Content starts

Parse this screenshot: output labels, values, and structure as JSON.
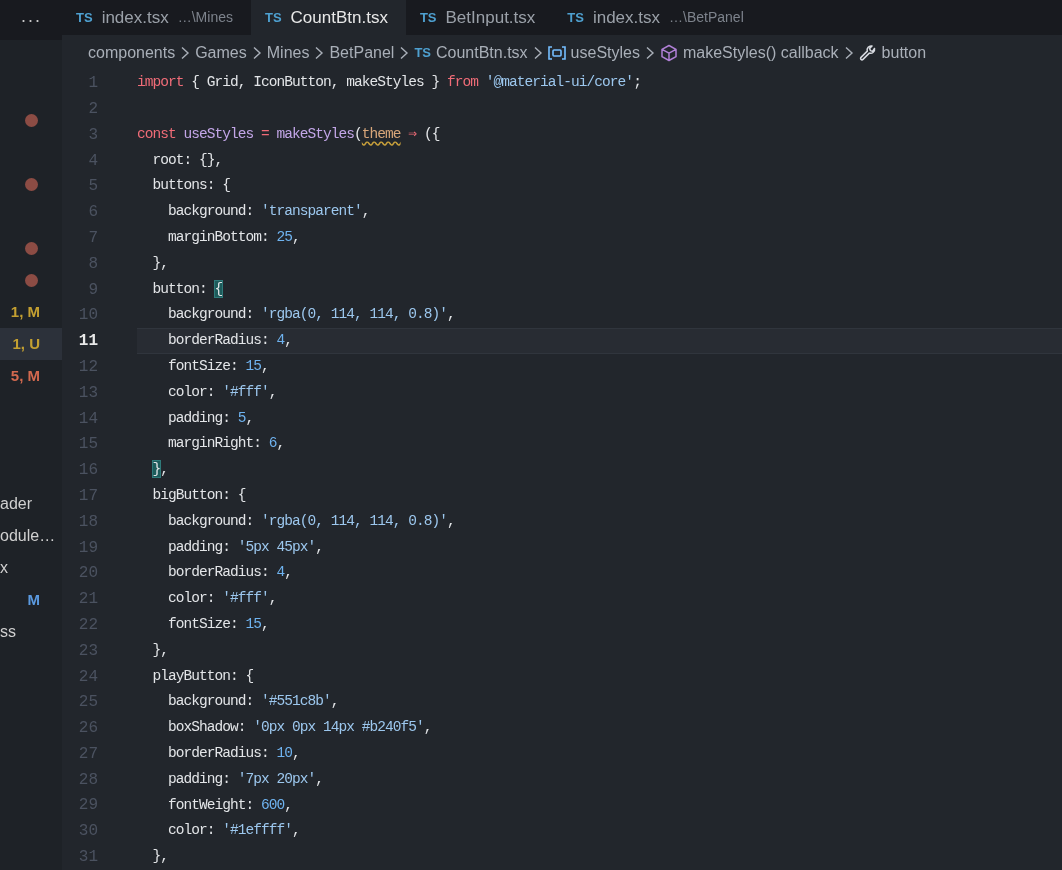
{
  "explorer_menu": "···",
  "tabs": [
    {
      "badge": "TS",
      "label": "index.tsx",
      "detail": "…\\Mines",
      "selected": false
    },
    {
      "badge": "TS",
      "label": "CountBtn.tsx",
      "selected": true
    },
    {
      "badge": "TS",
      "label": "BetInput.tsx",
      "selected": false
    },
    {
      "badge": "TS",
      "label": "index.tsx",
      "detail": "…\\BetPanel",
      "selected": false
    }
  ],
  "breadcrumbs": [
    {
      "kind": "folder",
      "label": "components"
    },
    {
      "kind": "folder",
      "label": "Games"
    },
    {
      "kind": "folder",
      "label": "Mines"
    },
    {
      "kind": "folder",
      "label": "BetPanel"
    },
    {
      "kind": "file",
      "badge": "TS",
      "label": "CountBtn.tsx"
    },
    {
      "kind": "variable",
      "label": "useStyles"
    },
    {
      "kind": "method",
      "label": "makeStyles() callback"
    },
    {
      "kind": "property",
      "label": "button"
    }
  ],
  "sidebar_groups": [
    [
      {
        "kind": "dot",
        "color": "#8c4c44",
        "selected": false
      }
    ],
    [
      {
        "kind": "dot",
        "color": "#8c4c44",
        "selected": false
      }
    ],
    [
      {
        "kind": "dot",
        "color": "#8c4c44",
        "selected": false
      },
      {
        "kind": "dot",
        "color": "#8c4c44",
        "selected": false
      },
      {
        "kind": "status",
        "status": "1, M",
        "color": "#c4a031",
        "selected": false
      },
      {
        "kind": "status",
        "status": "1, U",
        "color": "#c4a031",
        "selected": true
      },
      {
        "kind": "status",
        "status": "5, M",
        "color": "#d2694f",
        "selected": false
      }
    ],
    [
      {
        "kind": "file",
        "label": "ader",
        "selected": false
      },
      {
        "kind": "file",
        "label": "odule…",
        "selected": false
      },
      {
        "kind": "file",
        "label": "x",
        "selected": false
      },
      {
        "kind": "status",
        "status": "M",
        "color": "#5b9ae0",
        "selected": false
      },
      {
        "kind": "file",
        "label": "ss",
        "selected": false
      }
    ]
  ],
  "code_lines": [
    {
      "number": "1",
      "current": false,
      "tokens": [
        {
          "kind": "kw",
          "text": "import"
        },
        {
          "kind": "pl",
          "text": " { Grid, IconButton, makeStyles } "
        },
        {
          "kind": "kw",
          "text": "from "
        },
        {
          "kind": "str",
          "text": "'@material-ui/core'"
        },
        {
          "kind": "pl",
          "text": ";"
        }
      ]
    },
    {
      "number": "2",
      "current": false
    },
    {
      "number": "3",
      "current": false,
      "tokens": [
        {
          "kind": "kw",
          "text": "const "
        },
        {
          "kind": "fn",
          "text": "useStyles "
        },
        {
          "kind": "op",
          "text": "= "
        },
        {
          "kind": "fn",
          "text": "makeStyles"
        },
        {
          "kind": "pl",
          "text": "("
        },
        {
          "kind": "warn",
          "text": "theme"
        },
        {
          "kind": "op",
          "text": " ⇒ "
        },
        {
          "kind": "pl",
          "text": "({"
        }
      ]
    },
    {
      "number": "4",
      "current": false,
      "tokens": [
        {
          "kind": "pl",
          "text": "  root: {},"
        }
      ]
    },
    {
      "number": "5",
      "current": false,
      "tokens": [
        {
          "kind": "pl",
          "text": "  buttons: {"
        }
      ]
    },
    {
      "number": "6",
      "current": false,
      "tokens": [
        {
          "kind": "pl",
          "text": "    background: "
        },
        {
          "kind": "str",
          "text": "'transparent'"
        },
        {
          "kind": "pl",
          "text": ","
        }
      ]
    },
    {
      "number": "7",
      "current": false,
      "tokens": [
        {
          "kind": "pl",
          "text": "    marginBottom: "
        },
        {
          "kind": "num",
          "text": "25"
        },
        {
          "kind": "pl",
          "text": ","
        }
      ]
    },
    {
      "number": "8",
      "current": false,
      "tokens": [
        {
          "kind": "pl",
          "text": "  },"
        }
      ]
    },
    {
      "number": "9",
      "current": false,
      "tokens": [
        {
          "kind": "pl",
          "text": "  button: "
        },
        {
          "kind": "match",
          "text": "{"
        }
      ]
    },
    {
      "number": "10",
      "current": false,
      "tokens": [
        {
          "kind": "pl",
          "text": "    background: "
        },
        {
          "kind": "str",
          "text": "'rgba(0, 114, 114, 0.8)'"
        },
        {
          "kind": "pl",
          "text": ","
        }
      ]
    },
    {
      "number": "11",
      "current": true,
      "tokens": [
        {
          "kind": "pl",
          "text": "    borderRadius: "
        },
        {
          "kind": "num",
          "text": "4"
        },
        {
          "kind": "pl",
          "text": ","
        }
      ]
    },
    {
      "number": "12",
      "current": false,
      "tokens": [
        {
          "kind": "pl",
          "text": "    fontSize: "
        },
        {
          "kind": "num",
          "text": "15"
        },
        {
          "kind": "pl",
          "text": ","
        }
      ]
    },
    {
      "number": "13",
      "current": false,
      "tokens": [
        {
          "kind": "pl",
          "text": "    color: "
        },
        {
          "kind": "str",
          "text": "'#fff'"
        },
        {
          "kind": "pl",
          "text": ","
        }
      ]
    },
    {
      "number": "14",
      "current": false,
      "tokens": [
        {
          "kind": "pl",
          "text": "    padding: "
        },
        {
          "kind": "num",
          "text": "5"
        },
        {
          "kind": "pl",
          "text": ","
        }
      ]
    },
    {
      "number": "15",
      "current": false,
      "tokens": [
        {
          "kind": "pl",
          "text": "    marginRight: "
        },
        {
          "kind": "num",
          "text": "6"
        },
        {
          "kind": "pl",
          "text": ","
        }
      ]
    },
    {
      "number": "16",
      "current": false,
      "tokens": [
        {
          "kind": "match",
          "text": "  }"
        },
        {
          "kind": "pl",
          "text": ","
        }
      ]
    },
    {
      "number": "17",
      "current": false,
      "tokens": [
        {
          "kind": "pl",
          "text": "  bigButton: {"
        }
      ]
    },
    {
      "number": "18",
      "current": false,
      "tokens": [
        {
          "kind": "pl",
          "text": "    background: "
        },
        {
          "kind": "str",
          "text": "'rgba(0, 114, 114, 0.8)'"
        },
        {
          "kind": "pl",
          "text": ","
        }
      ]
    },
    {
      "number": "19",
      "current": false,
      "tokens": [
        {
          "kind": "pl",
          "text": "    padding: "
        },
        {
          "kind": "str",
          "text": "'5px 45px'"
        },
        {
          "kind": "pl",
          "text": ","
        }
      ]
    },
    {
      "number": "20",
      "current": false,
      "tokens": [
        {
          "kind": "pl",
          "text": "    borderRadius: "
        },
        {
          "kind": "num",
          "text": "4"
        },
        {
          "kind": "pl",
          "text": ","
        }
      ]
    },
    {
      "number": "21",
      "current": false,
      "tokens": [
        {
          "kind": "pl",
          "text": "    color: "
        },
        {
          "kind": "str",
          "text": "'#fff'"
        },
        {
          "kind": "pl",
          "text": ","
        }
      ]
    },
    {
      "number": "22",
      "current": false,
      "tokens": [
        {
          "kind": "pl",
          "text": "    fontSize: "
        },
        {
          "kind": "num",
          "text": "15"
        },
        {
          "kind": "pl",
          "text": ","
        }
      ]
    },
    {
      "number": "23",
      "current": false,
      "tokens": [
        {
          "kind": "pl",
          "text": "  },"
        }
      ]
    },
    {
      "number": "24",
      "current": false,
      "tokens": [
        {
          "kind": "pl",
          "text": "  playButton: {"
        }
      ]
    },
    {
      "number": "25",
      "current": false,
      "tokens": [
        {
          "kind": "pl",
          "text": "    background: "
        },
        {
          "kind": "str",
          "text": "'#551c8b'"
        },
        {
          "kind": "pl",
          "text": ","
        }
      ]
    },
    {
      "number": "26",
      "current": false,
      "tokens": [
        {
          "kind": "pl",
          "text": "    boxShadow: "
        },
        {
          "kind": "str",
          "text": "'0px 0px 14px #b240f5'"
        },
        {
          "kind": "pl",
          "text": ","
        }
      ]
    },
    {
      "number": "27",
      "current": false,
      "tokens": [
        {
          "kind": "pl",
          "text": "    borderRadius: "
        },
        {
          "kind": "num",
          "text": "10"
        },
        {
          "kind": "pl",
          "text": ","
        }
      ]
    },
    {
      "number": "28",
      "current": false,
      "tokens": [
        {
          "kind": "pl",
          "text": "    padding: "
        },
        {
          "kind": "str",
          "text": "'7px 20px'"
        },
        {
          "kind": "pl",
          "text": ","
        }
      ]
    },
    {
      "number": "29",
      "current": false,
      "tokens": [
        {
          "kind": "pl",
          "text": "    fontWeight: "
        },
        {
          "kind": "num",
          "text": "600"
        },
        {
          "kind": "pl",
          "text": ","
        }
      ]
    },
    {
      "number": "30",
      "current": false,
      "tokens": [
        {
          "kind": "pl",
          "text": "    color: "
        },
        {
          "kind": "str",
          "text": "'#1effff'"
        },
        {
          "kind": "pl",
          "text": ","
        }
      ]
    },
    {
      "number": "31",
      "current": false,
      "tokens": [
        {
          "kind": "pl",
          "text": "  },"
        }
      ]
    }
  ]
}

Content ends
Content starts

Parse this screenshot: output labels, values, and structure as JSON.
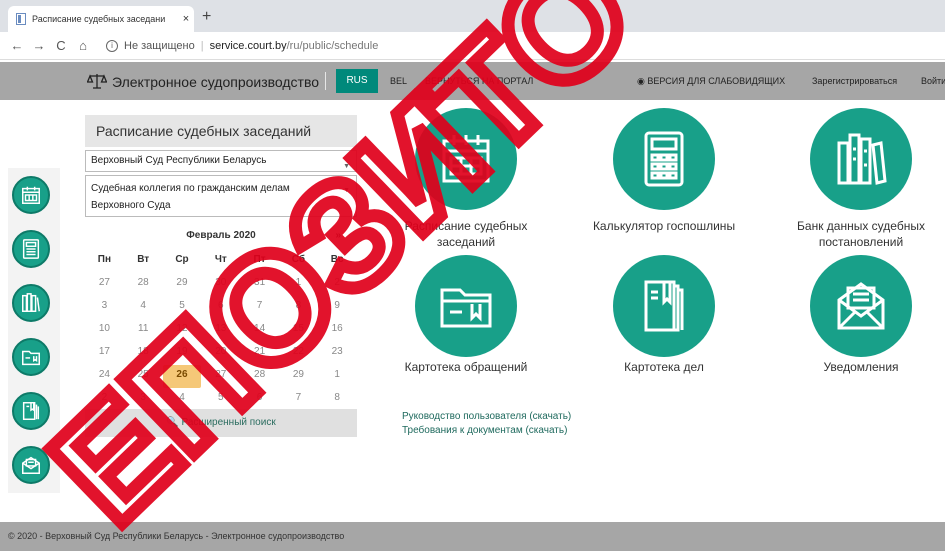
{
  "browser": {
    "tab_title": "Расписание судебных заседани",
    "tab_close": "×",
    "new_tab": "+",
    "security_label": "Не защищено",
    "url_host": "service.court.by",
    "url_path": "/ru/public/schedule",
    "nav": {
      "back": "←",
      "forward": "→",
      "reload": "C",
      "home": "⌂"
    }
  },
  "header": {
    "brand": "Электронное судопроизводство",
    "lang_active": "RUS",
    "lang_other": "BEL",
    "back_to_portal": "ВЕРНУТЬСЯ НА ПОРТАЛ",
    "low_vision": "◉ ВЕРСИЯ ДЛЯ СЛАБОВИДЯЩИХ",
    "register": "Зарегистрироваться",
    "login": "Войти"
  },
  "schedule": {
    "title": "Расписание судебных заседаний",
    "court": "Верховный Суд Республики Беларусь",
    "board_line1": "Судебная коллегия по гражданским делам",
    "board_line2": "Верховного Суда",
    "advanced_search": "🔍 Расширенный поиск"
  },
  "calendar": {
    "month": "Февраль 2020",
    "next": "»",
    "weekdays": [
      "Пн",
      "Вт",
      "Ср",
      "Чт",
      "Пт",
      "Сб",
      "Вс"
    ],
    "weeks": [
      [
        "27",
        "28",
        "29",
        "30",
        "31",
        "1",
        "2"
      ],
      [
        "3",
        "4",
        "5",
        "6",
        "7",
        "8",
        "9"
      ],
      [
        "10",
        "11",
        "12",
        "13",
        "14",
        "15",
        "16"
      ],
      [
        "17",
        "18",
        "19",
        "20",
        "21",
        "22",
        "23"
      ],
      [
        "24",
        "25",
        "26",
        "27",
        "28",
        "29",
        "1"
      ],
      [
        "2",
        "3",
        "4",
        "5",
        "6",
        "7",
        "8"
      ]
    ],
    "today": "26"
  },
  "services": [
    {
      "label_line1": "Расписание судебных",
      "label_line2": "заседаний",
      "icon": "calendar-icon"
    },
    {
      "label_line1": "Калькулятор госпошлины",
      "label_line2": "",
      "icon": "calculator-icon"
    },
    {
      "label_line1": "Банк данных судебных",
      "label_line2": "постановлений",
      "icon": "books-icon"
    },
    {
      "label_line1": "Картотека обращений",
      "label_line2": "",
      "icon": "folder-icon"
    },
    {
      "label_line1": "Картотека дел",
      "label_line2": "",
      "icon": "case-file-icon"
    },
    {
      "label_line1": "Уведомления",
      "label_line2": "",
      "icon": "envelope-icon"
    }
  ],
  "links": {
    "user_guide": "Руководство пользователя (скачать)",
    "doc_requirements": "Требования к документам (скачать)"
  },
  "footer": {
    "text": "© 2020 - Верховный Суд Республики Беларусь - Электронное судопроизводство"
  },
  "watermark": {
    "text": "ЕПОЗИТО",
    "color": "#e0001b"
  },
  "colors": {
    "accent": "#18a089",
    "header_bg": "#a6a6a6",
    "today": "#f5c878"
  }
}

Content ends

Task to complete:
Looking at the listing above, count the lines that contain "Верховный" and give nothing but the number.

Result for this task:
2